Every non-profit organization needs a written fundraising plan in order to be successful.
Whether you are launching a new organization and have yet to raise a dollar, or are a multibillion-dollar international charity, you need a fundraising plan to guide your efforts.
Why Fundraising Plans are Important
Fundraising plans are important because they bring order to the hectic world of non-profit development. In the midst of holding events, writing appeal letters, and meeting with donors, it can be difficult to figure out what’s next. Your fundraising plan guides your yearly fundraising efforts and ensures that your organization isn’t just throwing everything against the wall to see what sticks.

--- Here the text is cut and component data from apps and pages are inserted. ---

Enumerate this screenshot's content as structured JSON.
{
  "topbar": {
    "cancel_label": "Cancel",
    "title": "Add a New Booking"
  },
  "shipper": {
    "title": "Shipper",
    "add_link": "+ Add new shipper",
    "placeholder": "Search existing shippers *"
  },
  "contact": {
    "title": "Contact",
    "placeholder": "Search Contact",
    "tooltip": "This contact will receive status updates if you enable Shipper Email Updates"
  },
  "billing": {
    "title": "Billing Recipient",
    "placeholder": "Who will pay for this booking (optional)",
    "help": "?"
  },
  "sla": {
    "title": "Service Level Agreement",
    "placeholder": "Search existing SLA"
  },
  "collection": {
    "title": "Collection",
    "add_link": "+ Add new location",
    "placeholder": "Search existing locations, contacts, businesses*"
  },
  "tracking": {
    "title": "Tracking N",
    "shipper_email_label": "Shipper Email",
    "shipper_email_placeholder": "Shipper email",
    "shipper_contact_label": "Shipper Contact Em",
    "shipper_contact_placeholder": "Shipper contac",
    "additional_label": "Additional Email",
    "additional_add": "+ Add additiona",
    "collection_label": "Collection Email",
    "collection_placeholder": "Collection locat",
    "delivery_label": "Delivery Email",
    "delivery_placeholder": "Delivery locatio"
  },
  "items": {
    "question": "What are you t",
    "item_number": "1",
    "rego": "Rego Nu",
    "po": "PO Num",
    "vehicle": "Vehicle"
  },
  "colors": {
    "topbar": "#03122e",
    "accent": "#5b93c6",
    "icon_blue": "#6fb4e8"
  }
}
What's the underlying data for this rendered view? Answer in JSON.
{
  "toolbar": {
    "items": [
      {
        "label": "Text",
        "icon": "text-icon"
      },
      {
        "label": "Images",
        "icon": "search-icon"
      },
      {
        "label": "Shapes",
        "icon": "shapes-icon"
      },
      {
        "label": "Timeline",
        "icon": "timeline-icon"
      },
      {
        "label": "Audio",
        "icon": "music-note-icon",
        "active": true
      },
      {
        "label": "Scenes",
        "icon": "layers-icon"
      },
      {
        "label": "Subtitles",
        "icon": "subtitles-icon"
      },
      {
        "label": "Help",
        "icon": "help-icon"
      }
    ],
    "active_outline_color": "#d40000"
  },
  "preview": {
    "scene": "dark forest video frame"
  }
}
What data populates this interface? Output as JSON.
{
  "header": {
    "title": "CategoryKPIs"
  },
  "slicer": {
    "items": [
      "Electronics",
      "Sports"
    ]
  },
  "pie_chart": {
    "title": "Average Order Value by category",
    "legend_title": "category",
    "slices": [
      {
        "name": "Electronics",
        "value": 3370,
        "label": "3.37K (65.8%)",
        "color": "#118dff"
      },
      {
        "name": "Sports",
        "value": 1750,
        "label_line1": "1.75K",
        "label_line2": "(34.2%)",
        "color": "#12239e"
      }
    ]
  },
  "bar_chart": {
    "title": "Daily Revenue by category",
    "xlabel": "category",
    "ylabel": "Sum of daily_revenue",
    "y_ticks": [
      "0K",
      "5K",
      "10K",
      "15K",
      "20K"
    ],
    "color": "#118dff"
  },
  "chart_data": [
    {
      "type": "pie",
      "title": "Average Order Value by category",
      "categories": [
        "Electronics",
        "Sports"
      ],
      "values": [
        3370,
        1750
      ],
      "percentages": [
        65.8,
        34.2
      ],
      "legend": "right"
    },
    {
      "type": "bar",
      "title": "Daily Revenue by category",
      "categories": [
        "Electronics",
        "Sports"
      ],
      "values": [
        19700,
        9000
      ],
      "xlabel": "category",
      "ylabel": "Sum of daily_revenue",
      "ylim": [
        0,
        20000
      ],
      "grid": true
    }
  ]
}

Your written fundraising plan gives you a foundation for all of your development activities… and gets everyone on to the same team when it comes to development priorities. When board members, program staff, or administrators come to you with fundraising ideas, you can see how and if they fit into your plan. If they don’t fit, then they are easier to turn away. Likewise, your plan gives you a clear calendar for all of your fundraising activities so you can make sure that donors and prospects are receiving communications and asks in the correct cadence.
The Three Most Important Parts of Any Fundraising Plan
In my experience, the three most important components of any fundraising plan are:
In order to be successful in the long run, your fundraising plan must be built around scalable fundraising systems. These systems make decisions easier and conserve resources for your non-profit. You can learn more about building strong fundraising systems read What Does a Good Fundraising System Look Like?
Good fundraising plans include action steps for your development strategies along with deadlines for each. Deadlines keep everyone working at the correct pace and ensure that everyone knows when projects will be completed.
Similarly, good fundraising plans include clear responsibilities… this means that they detail who on your team is responsible for each action step.
Including fundraising systems, deadlines, and responsibilities in your fundraising plan will give you the greatest possible chance at success with meeting your fundraising goals and objectives.
Which Comes First: The Fundraising Plan or the Program Budget?
One question I often get asked by non-profit fundraisers who are writing plans is which comes first… the organization’s yearly budget, or the fundraising plan? Should the non-profit write its fundraising plan first, with a goal of raising as much money as possible, and then develop its budget based on that plan? Or should the organization write out its budget for programs and overhead first, and then write a fundraising plan to meet the goals laid out in the budget?
From my perspective, the best way is to develop your program budget first, and then write a fundraising plan to meet your budgetary goals. I have found that when organizations write their fundraising plans first, they end up with lots unrealistic “sky’s the limit” revenue goals. The non-profits then write their budgets based on those unrealistic goals, and everyone ends up disappointed.
Instead, develop your budget, then write a fundraising plan to meet your budget needs. As you write your fundraising plan, be honest about your organization’s development capacity. If you simply cannot develop a fundraising strategy to realistically meet your program budget needs, then your team will need to sit down to reduce or rethink your budgetary requirements.
How to Write Your Plan
The best way to write your fundraising plan is to have one person on your team take ownership. I have found that writing by committee, where different people write different parts of the plan, produces a disjointed plan where the different strategies don’t work well together.
The person writing your plan can be a staff member or consultant. Either way, that person should talk to all of the relevant stakeholders to make sure they have all of the information they need to write the plan. The plan writer should be prepared to make a number of revisions to the plan after the first draft is presented to the development lead and the organization’s management and board.
Finally, my strong suggestion is that your non-profit gets the board to vote to approve the written fundraising plan. Doing so will ensure that the board is fully aware of your fundraising strategy for the coming year and supports that strategy. Board approval will also make it easier to get your board to help with your fundraising when necessary.
Every non-profit needs a written fundraising plan that lays out clear goals, deadlines, and responsibilities, and which builds scalable fundraising systems for your organization. How strong is your fundraising plan? If you need help writing a successful fundraising plan, click here to let us know!
Photo Credit: Angie Garrett